"Most people,” says sociologist Bev Skeggs, “think they’re using Facebook to communicate with friends. Basically they’re using it to reveal how much they can be sold for, now and in the future, and how much their friends can be sold for.” This is what Bev Skeggs found while doing research on how networks were structuring or restructuring friendships. In this Social Science Bites Podcast she explains her research findings to interviewer David Edmond and highlights were all this data is going and what its being use for. What are the consequences and do we know how this will affect how research is done? Questions answered in the interview.
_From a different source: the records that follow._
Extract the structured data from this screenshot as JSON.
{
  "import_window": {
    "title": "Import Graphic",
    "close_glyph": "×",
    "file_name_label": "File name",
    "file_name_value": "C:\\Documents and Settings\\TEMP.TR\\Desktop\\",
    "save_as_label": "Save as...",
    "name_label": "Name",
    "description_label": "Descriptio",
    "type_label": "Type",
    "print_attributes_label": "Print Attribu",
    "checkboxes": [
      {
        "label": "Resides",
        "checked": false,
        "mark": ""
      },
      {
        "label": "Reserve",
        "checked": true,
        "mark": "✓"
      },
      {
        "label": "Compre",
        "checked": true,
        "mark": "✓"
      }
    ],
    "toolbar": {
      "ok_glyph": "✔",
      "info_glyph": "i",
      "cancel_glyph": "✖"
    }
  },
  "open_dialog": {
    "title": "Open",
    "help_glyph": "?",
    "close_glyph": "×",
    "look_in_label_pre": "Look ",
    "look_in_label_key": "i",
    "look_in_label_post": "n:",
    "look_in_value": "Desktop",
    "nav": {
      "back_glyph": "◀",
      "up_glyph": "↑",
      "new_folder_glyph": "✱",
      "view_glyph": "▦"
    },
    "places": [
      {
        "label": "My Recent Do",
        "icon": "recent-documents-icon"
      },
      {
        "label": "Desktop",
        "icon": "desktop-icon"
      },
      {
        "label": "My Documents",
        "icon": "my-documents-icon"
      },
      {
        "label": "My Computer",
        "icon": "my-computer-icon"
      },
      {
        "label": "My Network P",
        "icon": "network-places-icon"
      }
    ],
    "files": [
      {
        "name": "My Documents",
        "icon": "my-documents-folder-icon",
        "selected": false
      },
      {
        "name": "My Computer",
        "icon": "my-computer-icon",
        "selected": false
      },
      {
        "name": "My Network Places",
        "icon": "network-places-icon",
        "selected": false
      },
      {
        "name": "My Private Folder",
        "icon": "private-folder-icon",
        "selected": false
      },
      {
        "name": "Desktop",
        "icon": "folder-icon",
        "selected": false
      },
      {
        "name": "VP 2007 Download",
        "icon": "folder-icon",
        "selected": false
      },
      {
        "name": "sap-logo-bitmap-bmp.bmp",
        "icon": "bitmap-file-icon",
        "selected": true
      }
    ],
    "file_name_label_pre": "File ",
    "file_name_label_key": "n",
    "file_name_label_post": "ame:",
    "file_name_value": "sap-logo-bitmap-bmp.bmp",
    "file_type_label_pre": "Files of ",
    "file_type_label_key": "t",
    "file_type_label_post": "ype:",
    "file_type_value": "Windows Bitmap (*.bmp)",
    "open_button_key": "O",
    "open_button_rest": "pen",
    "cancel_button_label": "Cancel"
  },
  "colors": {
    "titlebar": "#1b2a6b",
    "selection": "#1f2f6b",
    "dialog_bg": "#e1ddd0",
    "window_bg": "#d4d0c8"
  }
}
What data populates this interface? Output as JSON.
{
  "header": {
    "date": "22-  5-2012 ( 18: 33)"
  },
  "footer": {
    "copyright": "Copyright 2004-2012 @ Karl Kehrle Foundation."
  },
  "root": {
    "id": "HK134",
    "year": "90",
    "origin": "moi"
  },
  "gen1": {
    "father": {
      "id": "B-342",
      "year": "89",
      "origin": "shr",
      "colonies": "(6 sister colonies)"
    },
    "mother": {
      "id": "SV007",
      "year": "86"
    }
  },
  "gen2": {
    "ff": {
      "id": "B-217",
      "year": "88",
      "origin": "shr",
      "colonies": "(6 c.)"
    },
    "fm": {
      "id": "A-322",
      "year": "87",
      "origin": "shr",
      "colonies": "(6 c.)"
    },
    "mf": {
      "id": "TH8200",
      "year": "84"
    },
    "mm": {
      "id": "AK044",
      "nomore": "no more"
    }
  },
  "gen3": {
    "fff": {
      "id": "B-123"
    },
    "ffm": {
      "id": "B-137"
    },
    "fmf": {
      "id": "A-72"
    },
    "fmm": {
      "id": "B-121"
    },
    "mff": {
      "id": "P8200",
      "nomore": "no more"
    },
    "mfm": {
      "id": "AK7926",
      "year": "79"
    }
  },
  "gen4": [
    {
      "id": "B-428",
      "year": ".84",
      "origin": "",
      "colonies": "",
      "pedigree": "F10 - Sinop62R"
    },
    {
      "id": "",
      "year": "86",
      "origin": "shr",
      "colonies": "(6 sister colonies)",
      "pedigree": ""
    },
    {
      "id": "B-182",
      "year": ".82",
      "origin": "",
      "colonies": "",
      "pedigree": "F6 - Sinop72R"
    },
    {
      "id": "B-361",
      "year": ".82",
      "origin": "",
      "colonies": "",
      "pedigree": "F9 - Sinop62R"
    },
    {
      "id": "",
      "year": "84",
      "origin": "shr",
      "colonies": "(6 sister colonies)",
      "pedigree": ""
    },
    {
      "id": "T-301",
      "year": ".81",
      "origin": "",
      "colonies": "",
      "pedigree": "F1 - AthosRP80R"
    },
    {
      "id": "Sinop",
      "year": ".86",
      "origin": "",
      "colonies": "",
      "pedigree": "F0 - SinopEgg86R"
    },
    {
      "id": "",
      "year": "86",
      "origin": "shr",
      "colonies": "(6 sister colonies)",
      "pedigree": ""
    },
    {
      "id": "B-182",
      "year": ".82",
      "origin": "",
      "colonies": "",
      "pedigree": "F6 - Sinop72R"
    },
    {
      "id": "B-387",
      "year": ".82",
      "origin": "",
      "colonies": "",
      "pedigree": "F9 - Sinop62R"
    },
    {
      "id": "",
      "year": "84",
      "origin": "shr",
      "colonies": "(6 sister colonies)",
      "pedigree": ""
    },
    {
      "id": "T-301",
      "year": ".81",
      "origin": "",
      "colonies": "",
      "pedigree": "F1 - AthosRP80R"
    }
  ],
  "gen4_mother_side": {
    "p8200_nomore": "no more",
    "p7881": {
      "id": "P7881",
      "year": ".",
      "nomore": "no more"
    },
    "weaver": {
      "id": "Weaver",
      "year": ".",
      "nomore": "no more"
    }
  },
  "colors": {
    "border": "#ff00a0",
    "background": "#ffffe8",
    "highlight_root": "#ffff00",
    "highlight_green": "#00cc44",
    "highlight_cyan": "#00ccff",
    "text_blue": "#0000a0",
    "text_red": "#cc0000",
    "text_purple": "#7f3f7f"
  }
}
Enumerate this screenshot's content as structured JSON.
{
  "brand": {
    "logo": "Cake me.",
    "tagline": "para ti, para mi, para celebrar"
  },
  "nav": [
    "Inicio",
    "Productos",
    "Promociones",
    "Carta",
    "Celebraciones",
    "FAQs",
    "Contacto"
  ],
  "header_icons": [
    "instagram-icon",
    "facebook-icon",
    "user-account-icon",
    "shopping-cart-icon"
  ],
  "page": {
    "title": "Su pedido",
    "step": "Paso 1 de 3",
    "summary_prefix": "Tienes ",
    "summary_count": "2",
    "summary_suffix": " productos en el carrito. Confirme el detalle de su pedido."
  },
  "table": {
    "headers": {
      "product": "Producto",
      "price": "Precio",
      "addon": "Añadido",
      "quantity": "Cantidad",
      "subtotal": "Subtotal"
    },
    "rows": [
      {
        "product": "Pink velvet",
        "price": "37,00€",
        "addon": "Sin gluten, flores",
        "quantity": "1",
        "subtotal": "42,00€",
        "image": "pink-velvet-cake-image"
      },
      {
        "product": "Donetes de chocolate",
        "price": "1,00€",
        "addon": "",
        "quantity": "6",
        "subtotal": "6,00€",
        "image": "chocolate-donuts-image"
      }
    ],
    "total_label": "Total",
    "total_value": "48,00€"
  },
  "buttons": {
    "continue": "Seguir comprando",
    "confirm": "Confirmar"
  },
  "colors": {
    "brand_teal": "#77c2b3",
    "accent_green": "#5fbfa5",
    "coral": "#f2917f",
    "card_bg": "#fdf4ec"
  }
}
"Basically 90 percent of Facebook profit is made from advertising — selling your data to advertising companies so that they can place an advert on your browser... They probably have the greatest capacity to experiment with social data to see who we’re communicating with, how we’re communicating with them... (which is why) we really, really need to have some strict regulation” -Bev Skeggs
To listen to the full interview with Bev Skeggs click HERE.
Bev Skeggs, has led the sociology departments at Manchester University and Goldsmiths, University of London, and long looked at less explored vectors of inequality. She was the joint managing editor of the The Sociological Review for five years starting in 2011.
The podcast appears as part of the celebrated Social Science Bites podcast series which appears exclusively at the Social Science Space website. To see the entire catalog of past interviews with many of the planet’s most interesting social scientists, click HERE.
This blog post was written by Philip Patino employee at SAGE Publishing under PR Conventions and Social Science Department. As a SAGE employee he helps manage and edits the SAGE hosted sites MethodSpace and Social Science Space.